The biggest surprise for us, however, was that suddenly “Deathfire” had become one of the favorites. With very few low grades, a clearly visible uptrend and a solid number of really high grades, the title “Deathfire” had, in fact, become one of the fan favorites.
For us this was every bit as satisfying as it was surprising. For months posters in various RPG forums had been ranting against the title, and the constant dissent over the name had truly raised concern in us. However, if the focus group has shown us anything, it is that one of the key reasons why people do not seem to like the title “Deathfire” is that they do not know what it means. The numbers clearly showed us that once we had explained to everyone that it is the name of a horrific, outlawed spell, suddenly people took a liking to it. And strongly so.

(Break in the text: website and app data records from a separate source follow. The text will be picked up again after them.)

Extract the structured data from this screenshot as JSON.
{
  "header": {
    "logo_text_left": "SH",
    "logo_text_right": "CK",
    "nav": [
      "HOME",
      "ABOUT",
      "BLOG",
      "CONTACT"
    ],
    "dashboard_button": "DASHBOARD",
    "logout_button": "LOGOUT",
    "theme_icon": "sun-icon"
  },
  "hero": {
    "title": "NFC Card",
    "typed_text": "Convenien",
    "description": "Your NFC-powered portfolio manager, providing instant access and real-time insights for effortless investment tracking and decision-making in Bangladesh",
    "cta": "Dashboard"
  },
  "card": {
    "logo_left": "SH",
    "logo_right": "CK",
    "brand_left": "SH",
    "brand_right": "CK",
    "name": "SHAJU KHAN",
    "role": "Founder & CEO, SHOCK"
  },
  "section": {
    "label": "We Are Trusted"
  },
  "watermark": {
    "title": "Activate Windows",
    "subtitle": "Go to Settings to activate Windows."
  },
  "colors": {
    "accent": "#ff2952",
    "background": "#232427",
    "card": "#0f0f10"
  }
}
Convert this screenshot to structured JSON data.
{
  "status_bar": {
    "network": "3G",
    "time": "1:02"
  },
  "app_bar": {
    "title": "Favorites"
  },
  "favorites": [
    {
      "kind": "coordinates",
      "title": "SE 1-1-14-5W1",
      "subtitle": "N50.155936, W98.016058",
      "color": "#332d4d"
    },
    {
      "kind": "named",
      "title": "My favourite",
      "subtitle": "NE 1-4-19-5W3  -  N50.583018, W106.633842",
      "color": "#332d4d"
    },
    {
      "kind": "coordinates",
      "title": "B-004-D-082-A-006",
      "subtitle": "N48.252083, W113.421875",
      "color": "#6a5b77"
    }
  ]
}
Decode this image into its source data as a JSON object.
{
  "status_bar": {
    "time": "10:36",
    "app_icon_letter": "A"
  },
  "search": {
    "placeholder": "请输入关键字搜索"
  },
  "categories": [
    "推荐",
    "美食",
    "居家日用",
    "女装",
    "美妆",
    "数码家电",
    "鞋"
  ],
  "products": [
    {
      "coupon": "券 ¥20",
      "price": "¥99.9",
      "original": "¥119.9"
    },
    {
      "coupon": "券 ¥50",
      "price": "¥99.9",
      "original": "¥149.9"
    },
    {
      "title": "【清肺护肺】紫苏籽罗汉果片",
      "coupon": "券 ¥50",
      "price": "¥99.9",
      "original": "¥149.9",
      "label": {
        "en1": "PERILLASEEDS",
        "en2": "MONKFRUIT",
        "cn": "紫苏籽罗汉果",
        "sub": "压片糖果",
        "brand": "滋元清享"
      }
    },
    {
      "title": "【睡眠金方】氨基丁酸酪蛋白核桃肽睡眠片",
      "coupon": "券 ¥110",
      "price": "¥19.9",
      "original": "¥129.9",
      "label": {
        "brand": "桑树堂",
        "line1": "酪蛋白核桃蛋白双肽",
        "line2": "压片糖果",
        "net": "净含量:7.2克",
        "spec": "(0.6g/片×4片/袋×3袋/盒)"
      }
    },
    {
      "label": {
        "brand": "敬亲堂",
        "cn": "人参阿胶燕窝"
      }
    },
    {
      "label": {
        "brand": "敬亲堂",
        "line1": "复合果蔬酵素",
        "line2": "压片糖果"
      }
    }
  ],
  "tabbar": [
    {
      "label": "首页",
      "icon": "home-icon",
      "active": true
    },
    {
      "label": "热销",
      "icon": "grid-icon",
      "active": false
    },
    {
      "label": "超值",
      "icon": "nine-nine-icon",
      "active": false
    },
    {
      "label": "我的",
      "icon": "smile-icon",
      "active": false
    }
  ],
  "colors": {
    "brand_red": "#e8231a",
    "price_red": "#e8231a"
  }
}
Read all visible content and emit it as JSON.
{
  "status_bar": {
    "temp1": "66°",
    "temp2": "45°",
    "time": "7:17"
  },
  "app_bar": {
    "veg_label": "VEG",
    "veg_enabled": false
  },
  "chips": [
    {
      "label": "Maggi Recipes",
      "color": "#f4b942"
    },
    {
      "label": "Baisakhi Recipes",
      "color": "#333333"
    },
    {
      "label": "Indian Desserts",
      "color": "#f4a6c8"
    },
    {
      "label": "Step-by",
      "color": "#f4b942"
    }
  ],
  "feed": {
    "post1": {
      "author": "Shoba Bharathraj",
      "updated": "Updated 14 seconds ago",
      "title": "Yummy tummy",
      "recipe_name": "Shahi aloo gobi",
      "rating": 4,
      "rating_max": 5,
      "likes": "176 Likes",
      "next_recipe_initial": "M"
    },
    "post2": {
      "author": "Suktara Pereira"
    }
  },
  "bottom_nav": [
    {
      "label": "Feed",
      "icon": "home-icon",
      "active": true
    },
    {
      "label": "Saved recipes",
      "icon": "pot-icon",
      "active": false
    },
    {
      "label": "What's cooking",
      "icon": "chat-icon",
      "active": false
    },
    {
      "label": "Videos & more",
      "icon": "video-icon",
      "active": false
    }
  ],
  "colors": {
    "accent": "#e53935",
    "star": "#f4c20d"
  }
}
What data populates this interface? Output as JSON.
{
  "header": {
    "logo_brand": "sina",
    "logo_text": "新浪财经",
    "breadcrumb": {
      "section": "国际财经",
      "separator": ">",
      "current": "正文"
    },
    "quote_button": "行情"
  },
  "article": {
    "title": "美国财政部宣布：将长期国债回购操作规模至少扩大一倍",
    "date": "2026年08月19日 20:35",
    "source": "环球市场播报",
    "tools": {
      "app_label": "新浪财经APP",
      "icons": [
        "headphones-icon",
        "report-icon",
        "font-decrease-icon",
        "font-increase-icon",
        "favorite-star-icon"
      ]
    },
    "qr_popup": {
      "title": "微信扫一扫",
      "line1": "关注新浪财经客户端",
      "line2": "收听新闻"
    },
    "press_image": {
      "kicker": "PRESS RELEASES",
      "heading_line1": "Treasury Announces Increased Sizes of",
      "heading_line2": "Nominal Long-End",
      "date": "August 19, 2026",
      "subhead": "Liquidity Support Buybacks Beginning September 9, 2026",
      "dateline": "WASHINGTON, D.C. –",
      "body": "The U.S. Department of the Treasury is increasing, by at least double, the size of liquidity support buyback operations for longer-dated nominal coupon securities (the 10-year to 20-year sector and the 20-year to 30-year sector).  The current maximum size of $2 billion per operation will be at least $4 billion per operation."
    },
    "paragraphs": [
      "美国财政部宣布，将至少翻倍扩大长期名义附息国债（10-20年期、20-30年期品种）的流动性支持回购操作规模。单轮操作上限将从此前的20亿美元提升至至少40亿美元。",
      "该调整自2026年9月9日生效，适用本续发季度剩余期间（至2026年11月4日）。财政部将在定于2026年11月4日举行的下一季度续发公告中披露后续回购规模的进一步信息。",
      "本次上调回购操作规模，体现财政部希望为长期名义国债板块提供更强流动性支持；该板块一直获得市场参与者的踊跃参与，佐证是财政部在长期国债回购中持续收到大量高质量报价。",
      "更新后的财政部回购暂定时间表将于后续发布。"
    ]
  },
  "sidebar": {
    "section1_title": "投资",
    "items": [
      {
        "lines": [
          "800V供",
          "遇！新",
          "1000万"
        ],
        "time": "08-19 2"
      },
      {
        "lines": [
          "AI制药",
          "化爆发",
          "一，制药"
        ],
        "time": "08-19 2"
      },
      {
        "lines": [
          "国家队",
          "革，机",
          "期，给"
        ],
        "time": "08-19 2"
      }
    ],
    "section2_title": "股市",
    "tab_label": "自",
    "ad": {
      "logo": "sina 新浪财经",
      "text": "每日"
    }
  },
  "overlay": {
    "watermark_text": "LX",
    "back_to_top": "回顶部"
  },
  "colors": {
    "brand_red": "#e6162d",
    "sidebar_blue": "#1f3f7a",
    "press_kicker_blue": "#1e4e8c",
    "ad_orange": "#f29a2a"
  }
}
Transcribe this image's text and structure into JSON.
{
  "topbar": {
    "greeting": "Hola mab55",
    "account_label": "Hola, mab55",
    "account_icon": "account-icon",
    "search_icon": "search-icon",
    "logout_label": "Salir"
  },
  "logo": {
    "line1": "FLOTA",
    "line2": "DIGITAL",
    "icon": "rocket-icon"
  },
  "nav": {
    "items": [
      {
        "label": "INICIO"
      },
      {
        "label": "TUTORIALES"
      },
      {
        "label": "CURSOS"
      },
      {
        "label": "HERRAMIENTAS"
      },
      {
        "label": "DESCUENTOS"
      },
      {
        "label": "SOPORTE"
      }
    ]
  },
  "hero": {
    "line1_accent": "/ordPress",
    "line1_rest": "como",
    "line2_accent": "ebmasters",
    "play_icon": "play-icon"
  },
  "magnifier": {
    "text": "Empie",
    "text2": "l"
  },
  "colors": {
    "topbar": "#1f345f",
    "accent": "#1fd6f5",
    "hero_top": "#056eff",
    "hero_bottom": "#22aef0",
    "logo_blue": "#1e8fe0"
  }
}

Overall it was very interesting to observe how a little bit of additional information created a real bias within participants, how middle-of-the-road undecidedness became opinion that people expressed. The comments that came with the re-rating of the title, clearly showed that now people felt quite strongly about the names, and in the feedback section that concluded our focus group, it became evident even more so how people felt about the title of the game.
I should also point out that there were some pretty good naming suggestions coming in as well in the “Suggest your own name” part of the grading. One or two of them we really took into consideration but ultimately felt they did not represent the game well enough.
So, where does all of this leave us? Well, with the game’s final title. After reading and interpreting all the result and after taking all those comments and advice to heart, we decided to call the game “Deathfire: Ruins of Nethermore.”
We decided to use a two-part name for a number of reasons. For one, it gives the game a more epic scope, indicating that it may be part of a series. While we do not have exact plans for future sequels of the game, there certainly is the possibility, depending on the game’s overall success.
The other reason we decided to use this two-part name was that it allows us to reflect the different aspects of the game. “Deathfire” is the part of the title that suggests a dynamic game, filled with combat and dark powers, while “Ruins of Nethermore” clearly plays up the traditional aspects of the game with a title that conjures up associations with classic computer and pen&paper role playing games.
As you can see from above, we also have a brand new logo for the game. It is a logo that we spent a lot of time tweaking and fine-tuning – and when I say “a lot,” I mean really, A LOT. We feel it nicely incorporates all the elements we think are important to understanding the game, while also having the power to stand on its own, representing the game we are making.
We hope you like the new title and the logo as much as we did and would certainly love to hear your comments, so don’t be shy and let us know.
With nailing down the name and the logo out of the way, now is the time for us to brand the game properly. This means, we need to get the word out into the world big time. And for that we would like to recruit your help once again. Help us spread the word about “Ruins of Nethermore” or “Deathfire,” whichever way you prefer to call the game now. Tweet it up, share the news with your friends, post the logo on your Facebook wall or your blog… just get active and help us tell the world about this exciting project we’re working on.
To make the deal a little sweeter for you, I’ll be giving away some movies again this time, among all those who help us get the word out. I will be giving away a copy of “South Park: Season 15” to one lucky winner, and a copy of “Spartacus: Season 2” to another lucky winner.
Interested? Well, just make sure you collect entries for the give-away below, and don’t forget, you can obtain more entries every single day for the duration of the give-away, simply by tweeting about Deathfire: Ruins of Nethermore. So, now, go out there and post the hell out of it. Spread the logo and the name all over the world!